**Task details:** Could you output every record again, exactly as given?

**Task inputs:**
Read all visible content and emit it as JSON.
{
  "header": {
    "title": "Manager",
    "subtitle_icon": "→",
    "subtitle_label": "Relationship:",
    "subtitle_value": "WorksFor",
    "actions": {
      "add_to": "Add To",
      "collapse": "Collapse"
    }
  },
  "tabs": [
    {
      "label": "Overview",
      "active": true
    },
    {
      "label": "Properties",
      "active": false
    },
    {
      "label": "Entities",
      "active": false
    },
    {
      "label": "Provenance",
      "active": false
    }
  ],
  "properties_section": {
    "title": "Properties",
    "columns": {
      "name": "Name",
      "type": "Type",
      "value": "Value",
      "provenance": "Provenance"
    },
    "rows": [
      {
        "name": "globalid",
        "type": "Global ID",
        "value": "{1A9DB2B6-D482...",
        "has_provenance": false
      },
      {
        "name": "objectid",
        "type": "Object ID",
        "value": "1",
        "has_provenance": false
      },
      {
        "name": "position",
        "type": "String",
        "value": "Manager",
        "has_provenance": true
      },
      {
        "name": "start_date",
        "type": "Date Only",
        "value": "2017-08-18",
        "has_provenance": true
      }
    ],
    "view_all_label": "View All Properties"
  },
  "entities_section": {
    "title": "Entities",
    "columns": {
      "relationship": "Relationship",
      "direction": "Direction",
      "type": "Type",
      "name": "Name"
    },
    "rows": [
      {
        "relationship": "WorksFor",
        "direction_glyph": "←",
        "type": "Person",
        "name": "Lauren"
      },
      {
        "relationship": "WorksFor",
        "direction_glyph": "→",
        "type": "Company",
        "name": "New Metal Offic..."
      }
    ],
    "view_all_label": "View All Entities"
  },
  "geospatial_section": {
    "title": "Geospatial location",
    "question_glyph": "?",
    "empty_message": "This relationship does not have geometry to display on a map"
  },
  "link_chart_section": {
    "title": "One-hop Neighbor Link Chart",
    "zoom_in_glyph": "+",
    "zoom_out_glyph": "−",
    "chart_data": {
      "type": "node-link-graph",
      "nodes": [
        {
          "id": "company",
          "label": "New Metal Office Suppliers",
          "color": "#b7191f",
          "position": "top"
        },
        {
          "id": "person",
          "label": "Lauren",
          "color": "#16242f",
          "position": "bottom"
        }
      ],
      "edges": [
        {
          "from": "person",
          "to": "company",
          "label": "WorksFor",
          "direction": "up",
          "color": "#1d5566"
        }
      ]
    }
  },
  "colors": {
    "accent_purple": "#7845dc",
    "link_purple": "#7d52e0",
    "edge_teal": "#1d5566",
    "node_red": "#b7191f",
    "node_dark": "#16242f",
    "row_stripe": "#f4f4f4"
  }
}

**Solution:**
Read all visible content and emit it as JSON.
{
  "header": {
    "title": "Manager",
    "subtitle_icon": "→",
    "subtitle_label": "Relationship:",
    "subtitle_value": "WorksFor",
    "actions": {
      "add_to": "Add To",
      "collapse": "Collapse"
    }
  },
  "tabs": [
    {
      "label": "Overview",
      "active": true
    },
    {
      "label": "Properties",
      "active": false
    },
    {
      "label": "Entities",
      "active": false
    },
    {
      "label": "Provenance",
      "active": false
    }
  ],
  "properties_section": {
    "title": "Properties",
    "columns": {
      "name": "Name",
      "type": "Type",
      "value": "Value",
      "provenance": "Provenance"
    },
    "rows": [
      {
        "name": "globalid",
        "type": "Global ID",
        "value": "{1A9DB2B6-D482...",
        "has_provenance": false
      },
      {
        "name": "objectid",
        "type": "Object ID",
        "value": "1",
        "has_provenance": false
      },
      {
        "name": "position",
        "type": "String",
        "value": "Manager",
        "has_provenance": true
      },
      {
        "name": "start_date",
        "type": "Date Only",
        "value": "2017-08-18",
        "has_provenance": true
      }
    ],
    "view_all_label": "View All Properties"
  },
  "entities_section": {
    "title": "Entities",
    "columns": {
      "relationship": "Relationship",
      "direction": "Direction",
      "type": "Type",
      "name": "Name"
    },
    "rows": [
      {
        "relationship": "WorksFor",
        "direction_glyph": "←",
        "type": "Person",
        "name": "Lauren"
      },
      {
        "relationship": "WorksFor",
        "direction_glyph": "→",
        "type": "Company",
        "name": "New Metal Offic..."
      }
    ],
    "view_all_label": "View All Entities"
  },
  "geospatial_section": {
    "title": "Geospatial location",
    "question_glyph": "?",
    "empty_message": "This relationship does not have geometry to display on a map"
  },
  "link_chart_section": {
    "title": "One-hop Neighbor Link Chart",
    "zoom_in_glyph": "+",
    "zoom_out_glyph": "−",
    "chart_data": {
      "type": "node-link-graph",
      "nodes": [
        {
          "id": "company",
          "label": "New Metal Office Suppliers",
          "color": "#b7191f",
          "position": "top"
        },
        {
          "id": "person",
          "label": "Lauren",
          "color": "#16242f",
          "position": "bottom"
        }
      ],
      "edges": [
        {
          "from": "person",
          "to": "company",
          "label": "WorksFor",
          "direction": "up",
          "color": "#1d5566"
        }
      ]
    }
  },
  "colors": {
    "accent_purple": "#7845dc",
    "link_purple": "#7d52e0",
    "edge_teal": "#1d5566",
    "node_red": "#b7191f",
    "node_dark": "#16242f",
    "row_stripe": "#f4f4f4"
  }
}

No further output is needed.